In answer to J. A. McK., page 82 March number, he is at least twenty years behind on the budding business if 2000 is a hard days work; it is not at all difficult to find men here who can bud 3000, 4000 and some few 5000 in ten hours when everything is in proper condition. We think we have brought the raising of Peach trees as near perfection as possible; still in twenty years hence we may be completely outdone. I will endeavor to give the information asked. Our first effort is to have fine thrifty seedlings not too large but to stand regularly in the row from three to four inches apart, rows four to four and a half feet. We commence as early in August as possible, generally the first week have the branches and leaves all cleaned off for six inches up the trees. Clean out all clods, weeds, etc., so that there will be nothing in the way of the workmen; the buds are cut the night before they are wanted and spread out on grass, well wet, with leaves on. Then early in the morning the leaves are cut closely to the eyes of the bud; the buds are kept in a wet cloth in the shade at the nursery.
The budder wraps up in a cloth enough sticks or limbs to bud several hundred and carries them tied fast to his waistband by his side; he takes out a stick holds it in his left hand, with lower end from him, and places his knife - which may be any kind with a blade pretty thin and of good quality, - about half an inch below the bud; then with a drawing cut - gradually deeper - cut about as far above the bud; cut about half way through a medium sized stick, not so deep in a larger one. Take out the knife and cut crosswise of the limb, just through the bark, about half an inch above the bud, making a stout bud about one inch long; place the point of the knife within one or two inches of the ground on the seedling, making a cut upwards just through the bark about one inch long; then make a cut at the top of it crosswise making a T shaped cut after it is done. In making the cross cut, the knife has to have a certain twist which throws open the bark enough to admit the point of the bud without the aid of bone or quill.
Now take hold of the bud, cut on the limb with thumb and fore finger of the right hand and twist it sideways and it will come off", leaving the wood cut with it on the limb; then thrust the lower point of the bud in the cut in the seedling fully half way in; then with thumb-nail, or side of the thumb, push down, so that the bud just fits in the stock. We tie with bass matting, cut about one foot long and in strips quarter of an inch wide, making three or four wraps and tie in a single knot in front of the bud. The ties have to be loosened in ten days to two weeks, according to the growth of the tree. They are slit by the knife about half way up of the mat, directly back of the bud. It does not injure the tree by the knife cutting through the bark. After this there is nothing needed until the next spring, when the tops are cut off close above the bud, any time after March 1st until the buds begin to grow.

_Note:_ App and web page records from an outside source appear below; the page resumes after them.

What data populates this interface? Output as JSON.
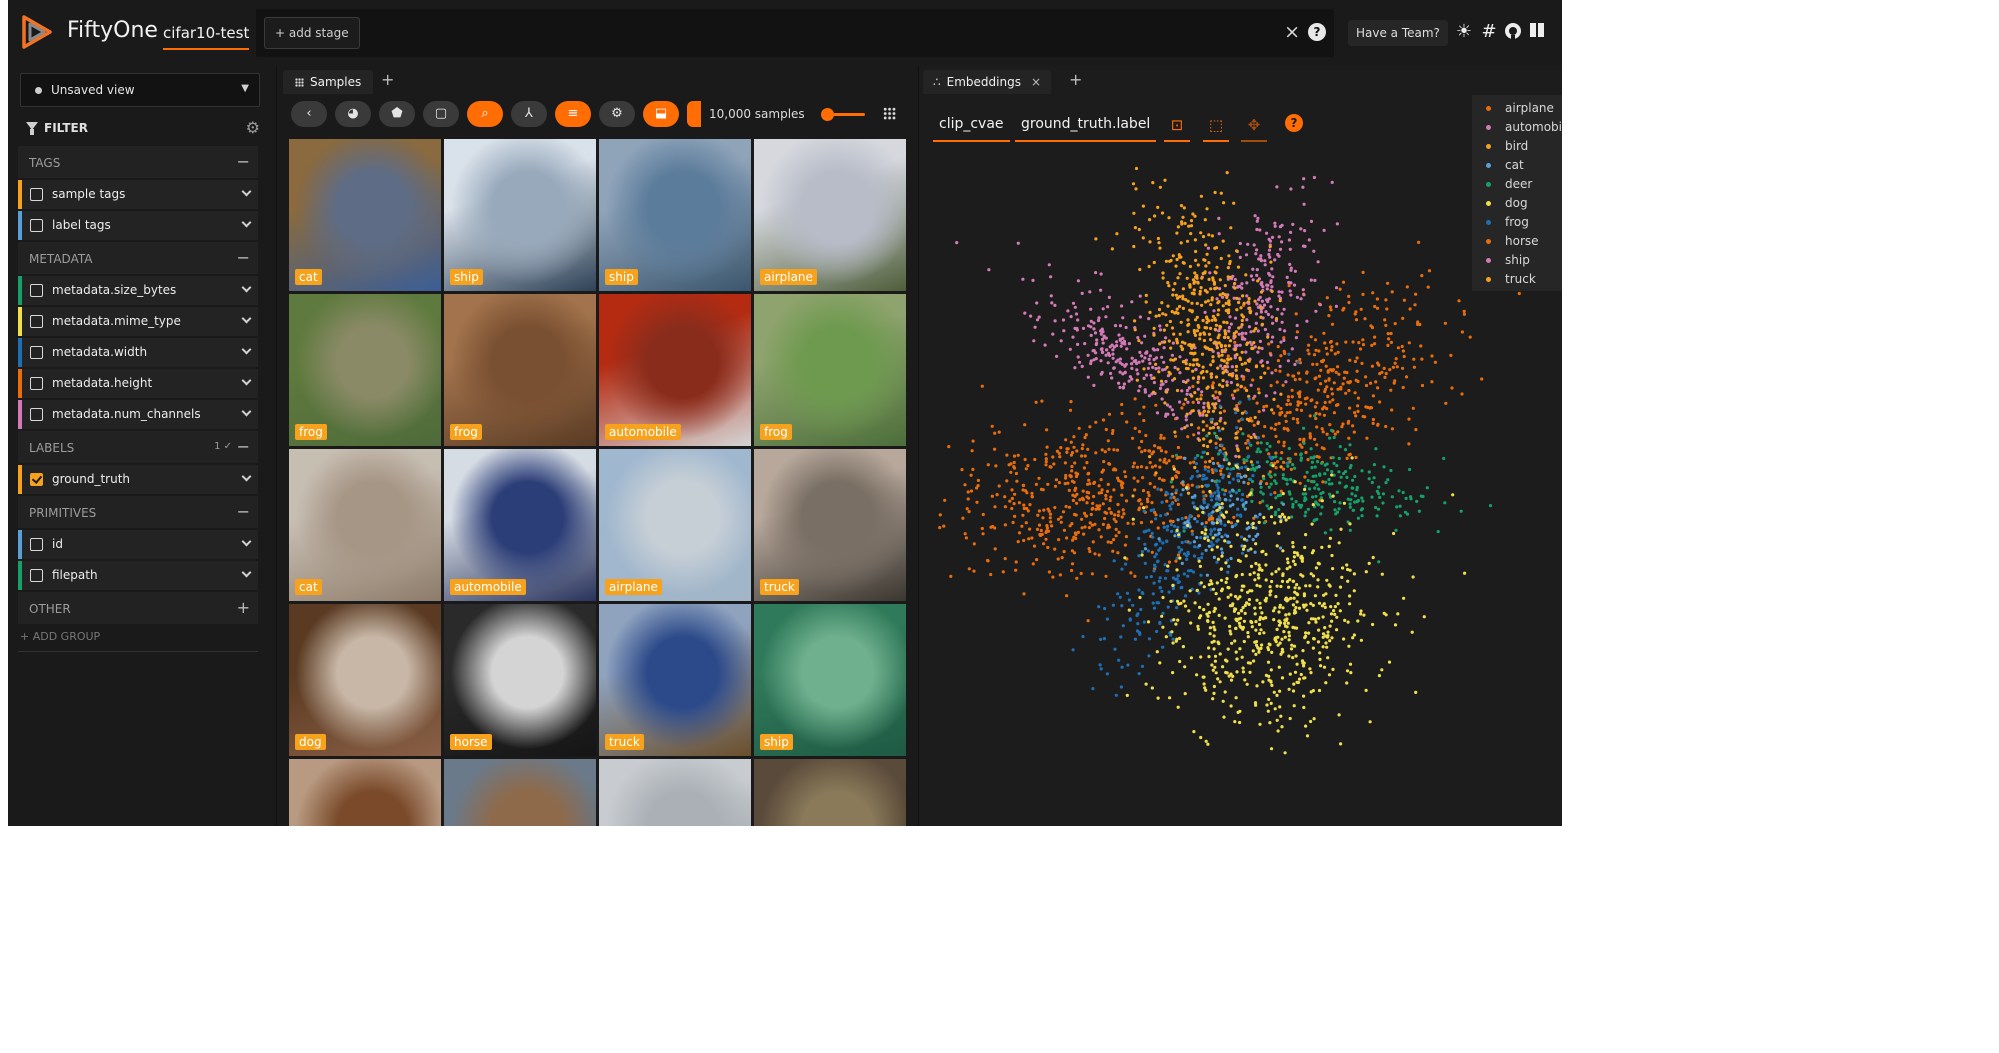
{
  "header": {
    "app_name": "FiftyOne",
    "dataset": "cifar10-test",
    "add_stage": "+ add stage",
    "close_icon": "×",
    "help_icon": "?",
    "team_button": "Have a Team?",
    "icons": [
      "sun-icon",
      "slack-icon",
      "github-icon",
      "docs-icon"
    ]
  },
  "sidebar": {
    "view": "Unsaved view",
    "filter_title": "FILTER",
    "groups": [
      {
        "label": "TAGS",
        "action": "−",
        "fields": [
          {
            "label": "sample tags",
            "color": "#f6a21d",
            "checked": false
          },
          {
            "label": "label tags",
            "color": "#5aa0d8",
            "checked": false
          }
        ]
      },
      {
        "label": "METADATA",
        "action": "−",
        "fields": [
          {
            "label": "metadata.size_bytes",
            "color": "#16a06a",
            "checked": false
          },
          {
            "label": "metadata.mime_type",
            "color": "#f1e04a",
            "checked": false
          },
          {
            "label": "metadata.width",
            "color": "#1f6fb4",
            "checked": false
          },
          {
            "label": "metadata.height",
            "color": "#ea6d0c",
            "checked": false
          },
          {
            "label": "metadata.num_channels",
            "color": "#d47ab7",
            "checked": false
          }
        ]
      },
      {
        "label": "LABELS",
        "action": "−",
        "badge": "1 ✓",
        "fields": [
          {
            "label": "ground_truth",
            "color": "#f6a21d",
            "checked": true
          }
        ]
      },
      {
        "label": "PRIMITIVES",
        "action": "−",
        "fields": [
          {
            "label": "id",
            "color": "#5aa0d8",
            "checked": false
          },
          {
            "label": "filepath",
            "color": "#16a06a",
            "checked": false
          }
        ]
      },
      {
        "label": "OTHER",
        "action": "+",
        "fields": []
      }
    ],
    "add_group": "+ ADD GROUP"
  },
  "samples_panel": {
    "tab": "Samples",
    "tab_add": "+",
    "count": "10,000 samples",
    "tiles": [
      {
        "label": "cat",
        "colors": [
          "#8a6a3e",
          "#5e6c86",
          "#3b5e97"
        ]
      },
      {
        "label": "ship",
        "colors": [
          "#d9e1ea",
          "#98a9bb",
          "#2e4257"
        ]
      },
      {
        "label": "ship",
        "colors": [
          "#8fa4b9",
          "#5c7c9c",
          "#3b566e"
        ]
      },
      {
        "label": "airplane",
        "colors": [
          "#d6d8de",
          "#b7bcc8",
          "#4f5e3a"
        ]
      },
      {
        "label": "frog",
        "colors": [
          "#5f7a3e",
          "#8a8a66",
          "#4f6b3a"
        ]
      },
      {
        "label": "frog",
        "colors": [
          "#a2734c",
          "#7a5032",
          "#5a3b24"
        ]
      },
      {
        "label": "automobile",
        "colors": [
          "#b52b12",
          "#8a2c1c",
          "#d4d4d4"
        ]
      },
      {
        "label": "frog",
        "colors": [
          "#8fa36e",
          "#6e9a4f",
          "#4c6e3a"
        ]
      },
      {
        "label": "cat",
        "colors": [
          "#c7beb2",
          "#a69686",
          "#8e7c6a"
        ]
      },
      {
        "label": "automobile",
        "colors": [
          "#d6dce4",
          "#2c3e78",
          "#29335c"
        ]
      },
      {
        "label": "airplane",
        "colors": [
          "#9fb7cf",
          "#c7cfd6",
          "#a3b6c8"
        ]
      },
      {
        "label": "truck",
        "colors": [
          "#b8a89c",
          "#7a6f64",
          "#3a3630"
        ]
      },
      {
        "label": "dog",
        "colors": [
          "#5a3a22",
          "#c8b7a6",
          "#8a6046"
        ]
      },
      {
        "label": "horse",
        "colors": [
          "#2a2a2a",
          "#d4d4d4",
          "#151515"
        ]
      },
      {
        "label": "truck",
        "colors": [
          "#8fa3bf",
          "#2c4a8a",
          "#6b4f2c"
        ]
      },
      {
        "label": "ship",
        "colors": [
          "#2f7a5a",
          "#6fb08e",
          "#1f5a44"
        ]
      },
      {
        "label": "",
        "colors": [
          "#b89a82",
          "#7a4a2a",
          "#d8c8b8"
        ]
      },
      {
        "label": "",
        "colors": [
          "#6a7a8a",
          "#8f6a4a",
          "#5a6a7a"
        ]
      },
      {
        "label": "",
        "colors": [
          "#c8ccd0",
          "#aab0b6",
          "#8e969e"
        ]
      },
      {
        "label": "",
        "colors": [
          "#5a4a3a",
          "#8a7a5a",
          "#3a2e22"
        ]
      }
    ]
  },
  "embeddings_panel": {
    "tab": "Embeddings",
    "tab_close": "×",
    "tab_add": "+",
    "brain_key": "clip_cvae",
    "color_by": "ground_truth.label",
    "help": "?",
    "legend": [
      {
        "label": "airplane",
        "color": "#ea6d0c"
      },
      {
        "label": "automobile",
        "color": "#d47ab7"
      },
      {
        "label": "bird",
        "color": "#f6a21d"
      },
      {
        "label": "cat",
        "color": "#5aa0d8"
      },
      {
        "label": "deer",
        "color": "#16a06a"
      },
      {
        "label": "dog",
        "color": "#f1e04a"
      },
      {
        "label": "frog",
        "color": "#1f6fb4"
      },
      {
        "label": "horse",
        "color": "#ea6d0c"
      },
      {
        "label": "ship",
        "color": "#d47ab7"
      },
      {
        "label": "truck",
        "color": "#f6a21d"
      }
    ]
  }
}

Now this is our mode, but it depends a great deal on the performer, who must strain every nerve and guard against every false motion, making as few as possible to do the work.
It takes time and experience to get so that one can set 5000 buds properly.